(Data to process Opens)

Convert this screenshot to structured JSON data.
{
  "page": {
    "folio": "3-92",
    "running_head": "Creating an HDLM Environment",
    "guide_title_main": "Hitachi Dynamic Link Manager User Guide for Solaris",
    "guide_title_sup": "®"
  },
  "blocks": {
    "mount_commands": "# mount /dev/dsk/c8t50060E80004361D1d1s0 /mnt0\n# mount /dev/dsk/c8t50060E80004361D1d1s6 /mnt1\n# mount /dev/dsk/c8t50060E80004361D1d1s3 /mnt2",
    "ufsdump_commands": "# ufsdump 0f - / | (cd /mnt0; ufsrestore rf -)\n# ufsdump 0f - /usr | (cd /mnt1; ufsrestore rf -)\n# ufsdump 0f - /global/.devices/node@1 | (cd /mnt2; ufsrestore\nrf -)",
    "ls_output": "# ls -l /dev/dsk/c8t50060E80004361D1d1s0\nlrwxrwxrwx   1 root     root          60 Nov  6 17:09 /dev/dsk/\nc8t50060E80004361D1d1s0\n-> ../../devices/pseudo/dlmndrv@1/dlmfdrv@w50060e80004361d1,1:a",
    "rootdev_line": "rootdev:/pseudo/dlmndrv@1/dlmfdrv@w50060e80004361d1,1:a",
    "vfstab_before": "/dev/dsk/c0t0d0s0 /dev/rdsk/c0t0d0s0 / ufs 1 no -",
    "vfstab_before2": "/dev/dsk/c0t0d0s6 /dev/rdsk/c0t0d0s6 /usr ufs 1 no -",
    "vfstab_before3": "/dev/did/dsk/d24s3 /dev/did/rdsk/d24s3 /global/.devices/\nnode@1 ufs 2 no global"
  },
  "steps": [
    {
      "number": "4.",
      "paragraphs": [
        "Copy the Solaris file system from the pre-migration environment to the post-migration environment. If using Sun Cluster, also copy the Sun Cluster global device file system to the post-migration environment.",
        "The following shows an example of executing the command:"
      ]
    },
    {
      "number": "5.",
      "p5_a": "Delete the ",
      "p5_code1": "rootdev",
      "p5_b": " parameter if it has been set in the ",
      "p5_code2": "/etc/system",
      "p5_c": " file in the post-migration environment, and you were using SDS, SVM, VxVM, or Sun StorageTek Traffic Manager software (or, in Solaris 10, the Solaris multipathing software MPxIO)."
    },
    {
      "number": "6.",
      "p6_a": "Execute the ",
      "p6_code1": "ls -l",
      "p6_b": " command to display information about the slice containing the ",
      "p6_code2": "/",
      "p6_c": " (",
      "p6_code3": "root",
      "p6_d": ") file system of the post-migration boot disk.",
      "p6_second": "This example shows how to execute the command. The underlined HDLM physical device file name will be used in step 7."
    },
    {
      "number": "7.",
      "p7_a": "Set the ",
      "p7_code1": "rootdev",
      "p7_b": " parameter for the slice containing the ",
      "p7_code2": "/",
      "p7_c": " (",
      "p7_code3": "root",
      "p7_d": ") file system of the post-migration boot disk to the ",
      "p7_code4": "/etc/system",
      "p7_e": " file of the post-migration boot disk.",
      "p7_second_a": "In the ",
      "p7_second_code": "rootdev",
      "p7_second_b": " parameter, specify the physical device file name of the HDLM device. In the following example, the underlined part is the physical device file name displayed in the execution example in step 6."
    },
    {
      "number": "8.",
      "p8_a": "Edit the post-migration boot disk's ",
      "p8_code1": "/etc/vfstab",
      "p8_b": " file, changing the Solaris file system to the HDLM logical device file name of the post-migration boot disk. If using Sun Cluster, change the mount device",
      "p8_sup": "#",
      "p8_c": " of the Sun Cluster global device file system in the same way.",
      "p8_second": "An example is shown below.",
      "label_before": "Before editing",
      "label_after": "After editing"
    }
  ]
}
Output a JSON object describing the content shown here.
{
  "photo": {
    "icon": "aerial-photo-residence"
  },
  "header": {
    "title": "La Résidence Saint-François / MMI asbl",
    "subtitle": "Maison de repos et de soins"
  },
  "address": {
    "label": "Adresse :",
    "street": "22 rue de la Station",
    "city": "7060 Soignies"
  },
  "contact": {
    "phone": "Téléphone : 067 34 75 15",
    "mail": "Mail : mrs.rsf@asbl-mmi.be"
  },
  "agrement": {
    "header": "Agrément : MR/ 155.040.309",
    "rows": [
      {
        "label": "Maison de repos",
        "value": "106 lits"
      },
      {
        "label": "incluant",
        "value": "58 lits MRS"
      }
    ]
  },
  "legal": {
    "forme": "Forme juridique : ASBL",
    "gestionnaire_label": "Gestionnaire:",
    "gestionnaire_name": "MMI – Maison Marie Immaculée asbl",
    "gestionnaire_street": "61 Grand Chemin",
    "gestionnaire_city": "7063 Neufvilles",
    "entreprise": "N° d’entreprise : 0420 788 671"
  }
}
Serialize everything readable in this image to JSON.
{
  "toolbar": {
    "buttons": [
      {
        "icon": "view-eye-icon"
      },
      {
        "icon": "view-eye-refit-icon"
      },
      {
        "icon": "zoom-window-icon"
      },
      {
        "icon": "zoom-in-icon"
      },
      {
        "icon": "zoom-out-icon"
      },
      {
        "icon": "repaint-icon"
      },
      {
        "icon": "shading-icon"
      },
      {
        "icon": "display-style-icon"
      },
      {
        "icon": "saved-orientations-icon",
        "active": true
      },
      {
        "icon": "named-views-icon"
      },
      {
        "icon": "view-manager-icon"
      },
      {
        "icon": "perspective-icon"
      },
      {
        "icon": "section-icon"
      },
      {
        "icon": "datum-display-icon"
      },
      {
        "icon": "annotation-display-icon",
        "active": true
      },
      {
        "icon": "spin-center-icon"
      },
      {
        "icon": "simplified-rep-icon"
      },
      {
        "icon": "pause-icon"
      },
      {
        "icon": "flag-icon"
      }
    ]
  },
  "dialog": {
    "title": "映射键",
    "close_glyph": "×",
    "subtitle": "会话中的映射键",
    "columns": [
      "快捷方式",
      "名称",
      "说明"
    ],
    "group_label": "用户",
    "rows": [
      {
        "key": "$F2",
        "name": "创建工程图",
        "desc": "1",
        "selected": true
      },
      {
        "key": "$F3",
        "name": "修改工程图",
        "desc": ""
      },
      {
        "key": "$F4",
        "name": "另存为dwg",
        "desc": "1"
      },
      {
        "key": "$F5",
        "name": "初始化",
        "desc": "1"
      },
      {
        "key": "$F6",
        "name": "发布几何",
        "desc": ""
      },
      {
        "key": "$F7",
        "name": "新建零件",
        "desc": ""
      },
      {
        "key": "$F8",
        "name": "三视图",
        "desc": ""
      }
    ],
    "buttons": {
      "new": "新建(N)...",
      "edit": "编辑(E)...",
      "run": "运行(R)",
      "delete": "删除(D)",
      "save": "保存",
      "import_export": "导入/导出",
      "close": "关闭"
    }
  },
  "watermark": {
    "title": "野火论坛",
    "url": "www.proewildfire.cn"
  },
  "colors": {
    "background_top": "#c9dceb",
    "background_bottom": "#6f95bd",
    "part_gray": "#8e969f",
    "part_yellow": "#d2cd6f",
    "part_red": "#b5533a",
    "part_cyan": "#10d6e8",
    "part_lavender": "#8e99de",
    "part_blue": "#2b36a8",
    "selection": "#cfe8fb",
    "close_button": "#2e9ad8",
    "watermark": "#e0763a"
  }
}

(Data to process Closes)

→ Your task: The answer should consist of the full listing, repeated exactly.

→ Response to the task:
Convert this screenshot to structured JSON data.
{
  "page": {
    "folio": "3-92",
    "running_head": "Creating an HDLM Environment",
    "guide_title_main": "Hitachi Dynamic Link Manager User Guide for Solaris",
    "guide_title_sup": "®"
  },
  "blocks": {
    "mount_commands": "# mount /dev/dsk/c8t50060E80004361D1d1s0 /mnt0\n# mount /dev/dsk/c8t50060E80004361D1d1s6 /mnt1\n# mount /dev/dsk/c8t50060E80004361D1d1s3 /mnt2",
    "ufsdump_commands": "# ufsdump 0f - / | (cd /mnt0; ufsrestore rf -)\n# ufsdump 0f - /usr | (cd /mnt1; ufsrestore rf -)\n# ufsdump 0f - /global/.devices/node@1 | (cd /mnt2; ufsrestore\nrf -)",
    "ls_output": "# ls -l /dev/dsk/c8t50060E80004361D1d1s0\nlrwxrwxrwx   1 root     root          60 Nov  6 17:09 /dev/dsk/\nc8t50060E80004361D1d1s0\n-> ../../devices/pseudo/dlmndrv@1/dlmfdrv@w50060e80004361d1,1:a",
    "rootdev_line": "rootdev:/pseudo/dlmndrv@1/dlmfdrv@w50060e80004361d1,1:a",
    "vfstab_before": "/dev/dsk/c0t0d0s0 /dev/rdsk/c0t0d0s0 / ufs 1 no -",
    "vfstab_before2": "/dev/dsk/c0t0d0s6 /dev/rdsk/c0t0d0s6 /usr ufs 1 no -",
    "vfstab_before3": "/dev/did/dsk/d24s3 /dev/did/rdsk/d24s3 /global/.devices/\nnode@1 ufs 2 no global"
  },
  "steps": [
    {
      "number": "4.",
      "paragraphs": [
        "Copy the Solaris file system from the pre-migration environment to the post-migration environment. If using Sun Cluster, also copy the Sun Cluster global device file system to the post-migration environment.",
        "The following shows an example of executing the command:"
      ]
    },
    {
      "number": "5.",
      "p5_a": "Delete the ",
      "p5_code1": "rootdev",
      "p5_b": " parameter if it has been set in the ",
      "p5_code2": "/etc/system",
      "p5_c": " file in the post-migration environment, and you were using SDS, SVM, VxVM, or Sun StorageTek Traffic Manager software (or, in Solaris 10, the Solaris multipathing software MPxIO)."
    },
    {
      "number": "6.",
      "p6_a": "Execute the ",
      "p6_code1": "ls -l",
      "p6_b": " command to display information about the slice containing the ",
      "p6_code2": "/",
      "p6_c": " (",
      "p6_code3": "root",
      "p6_d": ") file system of the post-migration boot disk.",
      "p6_second": "This example shows how to execute the command. The underlined HDLM physical device file name will be used in step 7."
    },
    {
      "number": "7.",
      "p7_a": "Set the ",
      "p7_code1": "rootdev",
      "p7_b": " parameter for the slice containing the ",
      "p7_code2": "/",
      "p7_c": " (",
      "p7_code3": "root",
      "p7_d": ") file system of the post-migration boot disk to the ",
      "p7_code4": "/etc/system",
      "p7_e": " file of the post-migration boot disk.",
      "p7_second_a": "In the ",
      "p7_second_code": "rootdev",
      "p7_second_b": " parameter, specify the physical device file name of the HDLM device. In the following example, the underlined part is the physical device file name displayed in the execution example in step 6."
    },
    {
      "number": "8.",
      "p8_a": "Edit the post-migration boot disk's ",
      "p8_code1": "/etc/vfstab",
      "p8_b": " file, changing the Solaris file system to the HDLM logical device file name of the post-migration boot disk. If using Sun Cluster, change the mount device",
      "p8_sup": "#",
      "p8_c": " of the Sun Cluster global device file system in the same way.",
      "p8_second": "An example is shown below.",
      "label_before": "Before editing",
      "label_after": "After editing"
    }
  ]
}
Output a JSON object describing the content shown here.
{
  "photo": {
    "icon": "aerial-photo-residence"
  },
  "header": {
    "title": "La Résidence Saint-François / MMI asbl",
    "subtitle": "Maison de repos et de soins"
  },
  "address": {
    "label": "Adresse :",
    "street": "22 rue de la Station",
    "city": "7060 Soignies"
  },
  "contact": {
    "phone": "Téléphone : 067 34 75 15",
    "mail": "Mail : mrs.rsf@asbl-mmi.be"
  },
  "agrement": {
    "header": "Agrément : MR/ 155.040.309",
    "rows": [
      {
        "label": "Maison de repos",
        "value": "106 lits"
      },
      {
        "label": "incluant",
        "value": "58 lits MRS"
      }
    ]
  },
  "legal": {
    "forme": "Forme juridique : ASBL",
    "gestionnaire_label": "Gestionnaire:",
    "gestionnaire_name": "MMI – Maison Marie Immaculée asbl",
    "gestionnaire_street": "61 Grand Chemin",
    "gestionnaire_city": "7063 Neufvilles",
    "entreprise": "N° d’entreprise : 0420 788 671"
  }
}
Serialize everything readable in this image to JSON.
{
  "toolbar": {
    "buttons": [
      {
        "icon": "view-eye-icon"
      },
      {
        "icon": "view-eye-refit-icon"
      },
      {
        "icon": "zoom-window-icon"
      },
      {
        "icon": "zoom-in-icon"
      },
      {
        "icon": "zoom-out-icon"
      },
      {
        "icon": "repaint-icon"
      },
      {
        "icon": "shading-icon"
      },
      {
        "icon": "display-style-icon"
      },
      {
        "icon": "saved-orientations-icon",
        "active": true
      },
      {
        "icon": "named-views-icon"
      },
      {
        "icon": "view-manager-icon"
      },
      {
        "icon": "perspective-icon"
      },
      {
        "icon": "section-icon"
      },
      {
        "icon": "datum-display-icon"
      },
      {
        "icon": "annotation-display-icon",
        "active": true
      },
      {
        "icon": "spin-center-icon"
      },
      {
        "icon": "simplified-rep-icon"
      },
      {
        "icon": "pause-icon"
      },
      {
        "icon": "flag-icon"
      }
    ]
  },
  "dialog": {
    "title": "映射键",
    "close_glyph": "×",
    "subtitle": "会话中的映射键",
    "columns": [
      "快捷方式",
      "名称",
      "说明"
    ],
    "group_label": "用户",
    "rows": [
      {
        "key": "$F2",
        "name": "创建工程图",
        "desc": "1",
        "selected": true
      },
      {
        "key": "$F3",
        "name": "修改工程图",
        "desc": ""
      },
      {
        "key": "$F4",
        "name": "另存为dwg",
        "desc": "1"
      },
      {
        "key": "$F5",
        "name": "初始化",
        "desc": "1"
      },
      {
        "key": "$F6",
        "name": "发布几何",
        "desc": ""
      },
      {
        "key": "$F7",
        "name": "新建零件",
        "desc": ""
      },
      {
        "key": "$F8",
        "name": "三视图",
        "desc": ""
      }
    ],
    "buttons": {
      "new": "新建(N)...",
      "edit": "编辑(E)...",
      "run": "运行(R)",
      "delete": "删除(D)",
      "save": "保存",
      "import_export": "导入/导出",
      "close": "关闭"
    }
  },
  "watermark": {
    "title": "野火论坛",
    "url": "www.proewildfire.cn"
  },
  "colors": {
    "background_top": "#c9dceb",
    "background_bottom": "#6f95bd",
    "part_gray": "#8e969f",
    "part_yellow": "#d2cd6f",
    "part_red": "#b5533a",
    "part_cyan": "#10d6e8",
    "part_lavender": "#8e99de",
    "part_blue": "#2b36a8",
    "selection": "#cfe8fb",
    "close_button": "#2e9ad8",
    "watermark": "#e0763a"
  }
}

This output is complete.